Dies after flowering, but what nice lacy leaves. The bloom stalk gets as big as a broomstick. I don’t see this listed as currently available online either.
Leucadendron ‘Pisa,’ found local, planted in mid-summer
Tough times call for old stalwarts like santolina.
Speaking of tough, what I really wanted from Annie’s was the ‘Ella Nelson’ yellow eriogonum, but they’ve run out. I was told more will be available soon.
But If you can’t find what you came for at Annie’s, there always a dozen or so other plants as consolation.
I’ve never trialed the rusty foxglove, Digitalis ferruginea ‘Gigantea,’ so I may as well grow it and kill it once to get it out of my system.
This is the last-gasp manifestation of my pie-eyed inclination to try out every flowering spike under the sun. Dainty flowers just don’t last long in my garden.
Summer 2015 will definitely be shrubbier. As far as flowers, I’m thinking the malvaceae family may have some answers. Hibiscus, lavatera, sphaeralcea.
For spikes, there’s hollyhocks, and I’m trying some purple of the reputedly rust-free Halo series. Annie’s carries a good selection.
Sphaeralcea ‘Newleaze Coral’ was found local. Cutting back hard in spring seems to be the general recommendation to avoid the flops.
A glimpse here of its color.
Eucalyptus ‘Moon Lagoon’ replaced a prostanthera in early summer
Euphorbia mellifera is always easy and beautiful here, tender elsewhere. I really prefer it to E. lambii.
For 2015 I’m trying it in full sun, near the ‘Moon Lagoon,’ for the pairing of the bright green and blue.
Planted a little too close, I’ll move the euphorbia as soon as necessary, so this is probably just a one-summer chess move.
Lavandula lanata. I can tell already this one is going to be tricky about drainage.
These ‘Tasmanian Tiger’ euphorbias were found local. If there’d been a choice, I’m pretty sure ‘Silver Swan’ is the more reliable variegated euphorbia.
The ‘Fireworks’ gomphrenas were cut back and some Verbena bonariensis removed to make room for the euphorbia.
I bet you didn’t know laundry chores are handled here amongst the agaves. The covered pergola off the kitchen also houses the outdoor laundry shed built against the house.
On top of the laundry shed is the second-story lookout, where I spend lots of quality reading/skylarking time.
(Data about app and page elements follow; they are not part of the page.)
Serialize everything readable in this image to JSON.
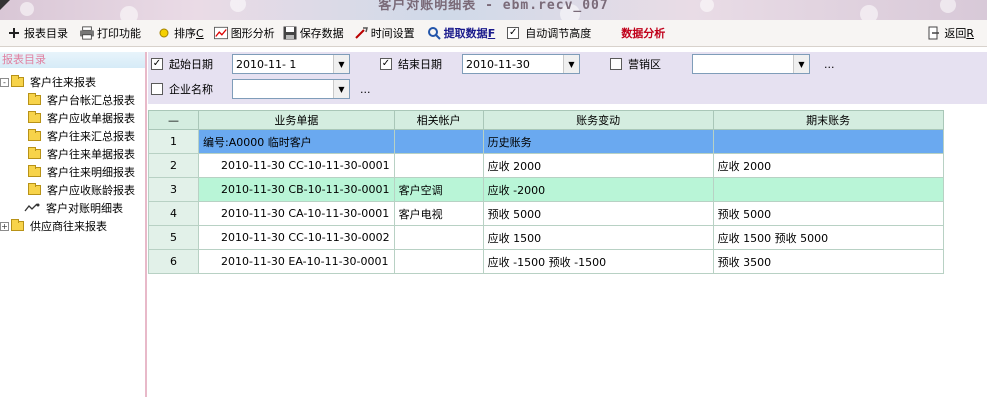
{
  "window": {
    "title": "客户对账明细表 - ebm.recv_007"
  },
  "toolbar": {
    "items": [
      {
        "label": "报表目录",
        "icon": "plus-icon"
      },
      {
        "label": "打印功能",
        "icon": "printer-icon"
      },
      {
        "label": "排序",
        "hotkey": "C",
        "icon": "sort-icon"
      },
      {
        "label": "图形分析",
        "icon": "chart-icon"
      },
      {
        "label": "保存数据",
        "icon": "save-icon"
      },
      {
        "label": "时间设置",
        "icon": "clock-icon"
      },
      {
        "label": "提取数据",
        "hotkey": "F",
        "icon": "fetch-icon"
      },
      {
        "label": "自动调节高度",
        "checked": true
      },
      {
        "label": "数据分析"
      },
      {
        "label": "返回",
        "hotkey": "R",
        "icon": "return-icon"
      }
    ]
  },
  "sidebar": {
    "header": "报表目录",
    "tree": [
      {
        "label": "客户往来报表",
        "expander": "-"
      },
      {
        "label": "客户台帐汇总报表"
      },
      {
        "label": "客户应收单据报表"
      },
      {
        "label": "客户往来汇总报表"
      },
      {
        "label": "客户往来单据报表"
      },
      {
        "label": "客户往来明细报表"
      },
      {
        "label": "客户应收账龄报表"
      },
      {
        "label": "客户对账明细表"
      },
      {
        "label": "供应商往来报表",
        "expander": "+"
      }
    ]
  },
  "filter": {
    "start_label": "起始日期",
    "start_value": "2010-11-  1",
    "start_checked": true,
    "end_label": "结束日期",
    "end_value": "2010-11-30",
    "end_checked": true,
    "region_label": "营销区",
    "region_value": "",
    "region_checked": false,
    "company_label": "企业名称",
    "company_value": "",
    "company_checked": false,
    "more": "..."
  },
  "table": {
    "corner": "—",
    "headers": [
      "业务单据",
      "相关帐户",
      "账务变动",
      "期末账务"
    ],
    "rows": [
      {
        "idx": "1",
        "doc": "编号:A0000  临时客户",
        "account": "",
        "change": "历史账务",
        "ending": ""
      },
      {
        "idx": "2",
        "doc": "2010-11-30 CC-10-11-30-0001",
        "account": "",
        "change": "应收 2000",
        "ending": "应收 2000"
      },
      {
        "idx": "3",
        "doc": "2010-11-30 CB-10-11-30-0001",
        "account": "客户空调",
        "change": "应收 -2000",
        "ending": ""
      },
      {
        "idx": "4",
        "doc": "2010-11-30 CA-10-11-30-0001",
        "account": "客户电视",
        "change": "预收 5000",
        "ending": "预收 5000"
      },
      {
        "idx": "5",
        "doc": "2010-11-30 CC-10-11-30-0002",
        "account": "",
        "change": "应收 1500",
        "ending": "应收 1500  预收 5000"
      },
      {
        "idx": "6",
        "doc": "2010-11-30 EA-10-11-30-0001",
        "account": "",
        "change": "应收 -1500  预收 -1500",
        "ending": "预收 3500"
      }
    ]
  },
  "colors": {
    "selected_row": "#6aa9f0",
    "alt_row": "#b9f5d7",
    "filter_bg": "#e6e1f1",
    "accent_red": "#c0001a"
  }
}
The corrugated roof does a great job of making every rain sound epic.
Here’s to doing laundry while vast quantities of measurable rain thunder down on the pergola roof this winter. I’m counting on you,
La Nina El Nino, to come through.
The New York Times has a very nice article today on Pandemonium Aviaries (“362 Birds, and Unruffled“), which MB Maher visited and photographed in 2012
Since that time, bird rescuer Michelle Raffin has written a book “The Birds of Pandemonium; Life Among the Exotic and the Endangered.”
Also since that time, her marriage of many years has ended, and Michelle is in the process of fine-tuning the perfect exit strategy to ensure the continued care of her demanding flock when she eventually becomes unable to care for them. Now 63, Michelle made that first, life-changing rescue of an injured dove 15 years ago. Since the blog post, I’ve experienced first-hand how bird rescue works. In our case, a lost parakeet landed exhausted in my son’s top-down Miata parked under the jacaranda trees. After a year alone in the bath house off our bedroom, we realized it needed a mate, exactly the pattern Michelle follows with her rescued birds. The character of the bath house has changed too, now more aviary with a tub in it than bath house. Birds are sneaky that way, insinuating themselves into our lives, hearts, bath houses. My original post and more of Mitch’s photos can be found here.
“The aviary now receives birds from some of the country’s most respected zoos for breeding and lifetime care.”
“362 Birds, and Unruffled” by Sandy Keenan, The New York Times 9/17/14